ROSE HILL — While the choice of Timeflies as the Spring Weekend performer sparked controversy and disappointment among many Fordham students, the spineless, namby-pamby members of the Fordham community breathed a collective sigh of relief.
“I was really hoping that they would adhere to the genre-based interest of Fordham students,” said Damon Fletcher, FCRH ’18, whose knees knocked as he realized he was at risk of expressing a principled opinion. “But on the other hand — goodness gracious — I sure wouldn’t want anyone’s feelings to be hurt by lyrics with controversy attached!”
Despite arguments that Timeflies, who have produced a number of songs which feature explicit content, should be considered no more “controversial” than any given rapper, students who eat lunch alone instead of asking to pull up a chair to the booth were very satisfied with the decision.
“Spring Weekend will be over soon anyway,” reasoned Martin O’Malley supporter Danielle Cooper, FCLC ’17. “I would rather have no memory of it at all than a memory tinged with anxiety about whether someone else in the crowd is maybe possibly the slightest bit uncomfortable. That’s a trade I’m willing to make.”
A random sample of 500 students whose most recent ten texts read “no problem! :)” revealed that 97% approve of the Spring Weekend performer decision, unless other people don’t.
To avoid similar backlash next year, a survey is being produced to determine how the 2018 Spring Weekend performer can appeal to a wider audience. It will take into consideration the viewpoints of various student populations, including the ineffectual, irresolute, indecisive, craven, chicken-hearted, lily-livered, people who end up hanging out in the dorms all night because they’re worried someone in the group will be upset with their contentious suggestion of “bowling,” and theatre minors.
Following a meeting with her best friends and a half-bottle of Charles Shaw, Bridget Thomas, FCLC ’19, has issued a vote of no confidence in herself. When pressed about this decision, Thomas said, “I don’t know. I guess I haven’t been very satisfied with my school life, but I’m also not like really happy with my personal life too? I just figured that if I issued this vote, something might happen that will improve the conditions in which I’m currently working, because this doesn’t seem healthy.”
Reactions to this vote have been varied. The parents and former teachers of Thomas expressed concern. “Sure, we haven’t been paying much attention to what was happening with her, but she kept on doing her job — that is, going to school and working — so we figured nothing was wrong” said Thomas’ mother. Conversely, Bridget’s ex-boyfriend, Carter Mays, expressed a different sentiment. “If you actually spend time with her every day, like I did, it should be obvious that she’s not okay. The fact that she took this long to tell people how she feels should tell you how serious this situation is.”

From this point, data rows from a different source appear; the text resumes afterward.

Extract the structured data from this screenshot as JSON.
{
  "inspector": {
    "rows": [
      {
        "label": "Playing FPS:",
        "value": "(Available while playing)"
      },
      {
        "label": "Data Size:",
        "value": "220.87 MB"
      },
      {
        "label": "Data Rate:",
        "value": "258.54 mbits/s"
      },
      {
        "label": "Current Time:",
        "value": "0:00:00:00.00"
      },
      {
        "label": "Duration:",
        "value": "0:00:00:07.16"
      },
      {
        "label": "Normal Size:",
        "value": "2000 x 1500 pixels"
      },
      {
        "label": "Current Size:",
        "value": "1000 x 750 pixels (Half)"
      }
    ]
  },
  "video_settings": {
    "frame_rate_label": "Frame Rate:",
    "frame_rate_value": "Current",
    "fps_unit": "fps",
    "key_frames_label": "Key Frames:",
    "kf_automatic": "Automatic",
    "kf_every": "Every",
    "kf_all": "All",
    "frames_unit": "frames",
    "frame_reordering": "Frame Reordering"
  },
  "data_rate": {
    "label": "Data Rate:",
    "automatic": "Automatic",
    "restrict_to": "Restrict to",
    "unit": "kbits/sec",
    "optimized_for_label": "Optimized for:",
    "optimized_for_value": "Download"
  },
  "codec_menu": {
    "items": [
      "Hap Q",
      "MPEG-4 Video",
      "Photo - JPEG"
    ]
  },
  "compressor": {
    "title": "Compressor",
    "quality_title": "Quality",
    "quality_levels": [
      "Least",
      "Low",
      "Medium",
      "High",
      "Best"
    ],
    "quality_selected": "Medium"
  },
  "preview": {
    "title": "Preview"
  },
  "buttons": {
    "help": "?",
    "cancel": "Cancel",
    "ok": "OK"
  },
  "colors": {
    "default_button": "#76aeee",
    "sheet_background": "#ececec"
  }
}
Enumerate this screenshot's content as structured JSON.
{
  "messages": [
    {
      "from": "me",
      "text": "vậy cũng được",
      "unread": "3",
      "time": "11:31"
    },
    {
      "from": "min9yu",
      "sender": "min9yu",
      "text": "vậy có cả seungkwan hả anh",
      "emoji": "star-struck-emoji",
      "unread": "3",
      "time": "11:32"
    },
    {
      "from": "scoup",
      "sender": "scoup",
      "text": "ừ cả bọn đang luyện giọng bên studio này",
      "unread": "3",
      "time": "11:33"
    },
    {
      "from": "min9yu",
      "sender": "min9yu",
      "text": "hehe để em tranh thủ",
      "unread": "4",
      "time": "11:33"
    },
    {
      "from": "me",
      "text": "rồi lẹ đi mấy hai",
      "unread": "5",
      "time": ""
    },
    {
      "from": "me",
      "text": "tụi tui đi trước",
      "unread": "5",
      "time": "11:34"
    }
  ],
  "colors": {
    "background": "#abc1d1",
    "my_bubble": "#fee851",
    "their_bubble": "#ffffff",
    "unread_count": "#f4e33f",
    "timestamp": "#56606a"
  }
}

Statements such as Thomas’ have become a trend, with college students around the country issuing similar statements. As a result of this increase, these votes go largely ignored, despite their serious impact. Ultimately, Bridget Thomas’s vote of no confidence is largely symbolic; the institution she is protesting against — Bridget — will likely move forward with anti-self policy regardless.
In the wake of Fordham students now treating The Flame as a holy site after Lorde revealed that she wrote most of her new album there, Fordham Theatre Student Bobby Lawrence has felt that his accomplishments as an up-and-coming playwright were being terribly overlooked.
“Well, yeah, I know she’s Lorde and everything and she has like two grammys already and she’s only 20, but where’s my New York Times profile?” Lawrence asked. “I’ve written three off-off-off-off-off broadway plays in Dollar Pizza, and not a word about that makes it into the Times. Not a one.”
When contacted to confirm whether or not Lawrence wrote several of his plays at Dollar Pizza, the store’s owner said that Lawrence did in fact come there on a regular basis, but was not a welcome guest.
“All he does is just stand around and scream ‘Where’s my Tony?’ at our patrons,” the owner said, adding that he’ll occasionally mumble that no one appreciates the arts as much as he does. “He’s a nice guy though.”
Lawrence was last seen loitering outside Alan’s trying to find any journalists who might want to profile him.
Student issues statement on USG president’s statement on Faculty Senate’s statement on the Administration’s statement on the adjunct faculty’s statement
Feeling left out of the flood of public statements inundating the Fordham community this week, Fordham College at Lincoln Center (FCLC) sophomore Rebecca Sampson issued her own public statement. The statement is in response to the USG president’s statement responding to the Faculty Senate’s statement, which responded to the Administration’s statement, which responded to the adjunct faculty’s statement.
“With all of these statements going around, I wanted to make sure my voice was heard,” Sampson said. “Whether or not these actually accomplish anything of substance, I don’t really care. If everyone else gets a statement, I want one too.”
Sampson circulated her statement via email and on all social media platforms. It was, however, soon overshadowed and forgotten, when the man running the fruit juice stand outside Lowenstein was provoked to issue his own statement on Sampson’s statement on the USG President’s statement on the Administration’s statement on the adjunct faculty’s statement.